Source: Graphs above reported on Web of Science database and downloaded April 1, 2017.
Series Title: Emerging Technologies, Ethics and International Affairs
Series Editors: Steven Barel, Jai C. Galliott, Avery Plaw, Katina Michael
This series examines the crucial ethical, legal and public policy questions arising from or exacerbated by the design, development and eventual adoption of new technologies across all related fields, from education and engineering to medicine and military affairs. The books revolve around two key themes: Moral issues in research, engineering and design ¢ Ethical, legal and political/policy issues in the use and regulation of Technology This series encourages submission of cutting-edge research monographs and edited collections with a particular focus on forward-looking ideas concerning innovative or as yet undeveloped technologies. Whilst there is an expectation that authors will be well grounded in philosophy, law or political science, consideration will be given to future-orientated works that cross these disciplinary boundaries. The interdisciplinary nature of the series editorial team offers the best possible examination of works that address the ’ethical, legal and social’ implications of emerging technologies.

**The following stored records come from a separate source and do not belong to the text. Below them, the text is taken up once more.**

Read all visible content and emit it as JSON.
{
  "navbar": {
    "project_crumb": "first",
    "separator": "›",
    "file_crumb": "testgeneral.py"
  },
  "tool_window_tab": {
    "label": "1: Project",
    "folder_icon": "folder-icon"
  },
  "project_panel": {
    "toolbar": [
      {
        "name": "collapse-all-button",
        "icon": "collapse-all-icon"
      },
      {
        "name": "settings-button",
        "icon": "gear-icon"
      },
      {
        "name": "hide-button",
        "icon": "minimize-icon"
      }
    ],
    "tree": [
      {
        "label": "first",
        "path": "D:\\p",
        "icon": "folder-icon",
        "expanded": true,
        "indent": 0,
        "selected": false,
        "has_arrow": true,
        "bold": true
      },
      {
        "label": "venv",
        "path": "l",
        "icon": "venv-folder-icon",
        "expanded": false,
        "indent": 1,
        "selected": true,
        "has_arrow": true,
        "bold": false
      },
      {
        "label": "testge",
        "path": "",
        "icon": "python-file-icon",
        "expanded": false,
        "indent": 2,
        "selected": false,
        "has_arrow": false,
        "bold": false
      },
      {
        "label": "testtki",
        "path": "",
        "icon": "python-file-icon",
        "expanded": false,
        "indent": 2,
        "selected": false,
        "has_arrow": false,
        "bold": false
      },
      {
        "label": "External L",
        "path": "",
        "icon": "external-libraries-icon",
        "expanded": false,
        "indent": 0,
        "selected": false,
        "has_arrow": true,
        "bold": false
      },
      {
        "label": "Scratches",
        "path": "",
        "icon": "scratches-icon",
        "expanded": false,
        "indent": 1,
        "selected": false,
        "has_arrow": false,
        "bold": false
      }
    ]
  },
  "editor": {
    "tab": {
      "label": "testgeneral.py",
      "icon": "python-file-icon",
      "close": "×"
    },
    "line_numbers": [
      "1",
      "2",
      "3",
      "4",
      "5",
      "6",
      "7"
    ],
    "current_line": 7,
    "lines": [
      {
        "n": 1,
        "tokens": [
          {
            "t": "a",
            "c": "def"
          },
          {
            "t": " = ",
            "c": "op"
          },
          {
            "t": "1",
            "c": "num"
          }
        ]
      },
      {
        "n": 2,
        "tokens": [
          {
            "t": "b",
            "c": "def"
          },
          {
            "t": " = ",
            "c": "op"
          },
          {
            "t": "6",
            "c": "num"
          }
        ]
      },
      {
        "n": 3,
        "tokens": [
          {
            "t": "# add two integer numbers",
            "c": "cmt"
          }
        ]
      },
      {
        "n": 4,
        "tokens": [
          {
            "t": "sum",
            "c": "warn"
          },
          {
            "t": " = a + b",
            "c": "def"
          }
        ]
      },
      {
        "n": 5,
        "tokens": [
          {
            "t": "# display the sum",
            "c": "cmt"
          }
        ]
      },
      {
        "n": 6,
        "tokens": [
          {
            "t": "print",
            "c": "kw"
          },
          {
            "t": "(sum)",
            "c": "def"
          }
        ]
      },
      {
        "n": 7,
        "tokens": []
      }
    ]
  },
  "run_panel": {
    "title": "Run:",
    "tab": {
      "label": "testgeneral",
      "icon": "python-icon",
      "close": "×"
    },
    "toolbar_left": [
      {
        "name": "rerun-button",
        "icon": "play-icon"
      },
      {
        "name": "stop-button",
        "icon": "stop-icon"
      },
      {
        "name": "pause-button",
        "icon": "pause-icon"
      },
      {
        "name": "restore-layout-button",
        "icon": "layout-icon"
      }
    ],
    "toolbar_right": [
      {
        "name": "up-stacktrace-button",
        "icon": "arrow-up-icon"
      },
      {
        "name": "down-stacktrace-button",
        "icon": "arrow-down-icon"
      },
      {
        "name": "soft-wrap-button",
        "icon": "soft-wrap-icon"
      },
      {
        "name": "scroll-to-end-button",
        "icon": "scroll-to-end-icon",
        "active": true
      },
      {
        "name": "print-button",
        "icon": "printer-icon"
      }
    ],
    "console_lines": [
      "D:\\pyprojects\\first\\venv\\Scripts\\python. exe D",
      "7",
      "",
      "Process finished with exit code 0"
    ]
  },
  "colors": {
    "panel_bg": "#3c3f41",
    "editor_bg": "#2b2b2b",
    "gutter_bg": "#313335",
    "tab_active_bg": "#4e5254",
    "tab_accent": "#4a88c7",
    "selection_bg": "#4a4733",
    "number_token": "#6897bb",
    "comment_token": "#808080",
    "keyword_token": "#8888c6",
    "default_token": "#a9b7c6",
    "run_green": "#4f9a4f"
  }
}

For more visit here
I have been fortunate to have been an editor in varying capacities between 2005 and 2017.
The outlets I have previously edited for include:
2005-2010: Inaugural Technical Editor of the Journal of Theoretical and Applied Electronic Commerce (JTAER). Mentorship received by editor in chief Prof. Narciso Cerpa of the University of Talca.
2010-2012: Editor of Elsevier's Computers & Security (COSE). Mentorship received by academic editor Dimitris Gritzalis of Athens University of Economics & Business, and editor in chief Eugene H. Spafford of Purdue University.
2012-2017: Editor of Springer's Social Network and Mining Analysis (SNMA). Mentorship received by Professor Reda Alhajj of the University of Calgary.
2012-2017: Editor in Chief of the IEEE Technology and Society Magazine (T&S). Mentorship received by Past Editor in Chief Professor Keith Miller, at the time at the University of Illinois, Springfield, and the brilliant managing editor Ms Terri Bookman.
2015-Present: Senior Editor of the IEEE Consumer Electronics Magazine (CEMAG). Mentorship received by Past Editor in Chief Professor Peter Corcoran of the University of Gallway, current Editor in Chief Professor Saraju Mohanty of the University of North Texas, and the brilliant managing editor Mr Craig Causer of the IEEE.
2016- Present: Associate Editor of Begell House's Ethics in Biology, Engineering and Medicine: An International Journal. Mentorship received by Editor in Chief Professor Subrata Saha of the University of Washington.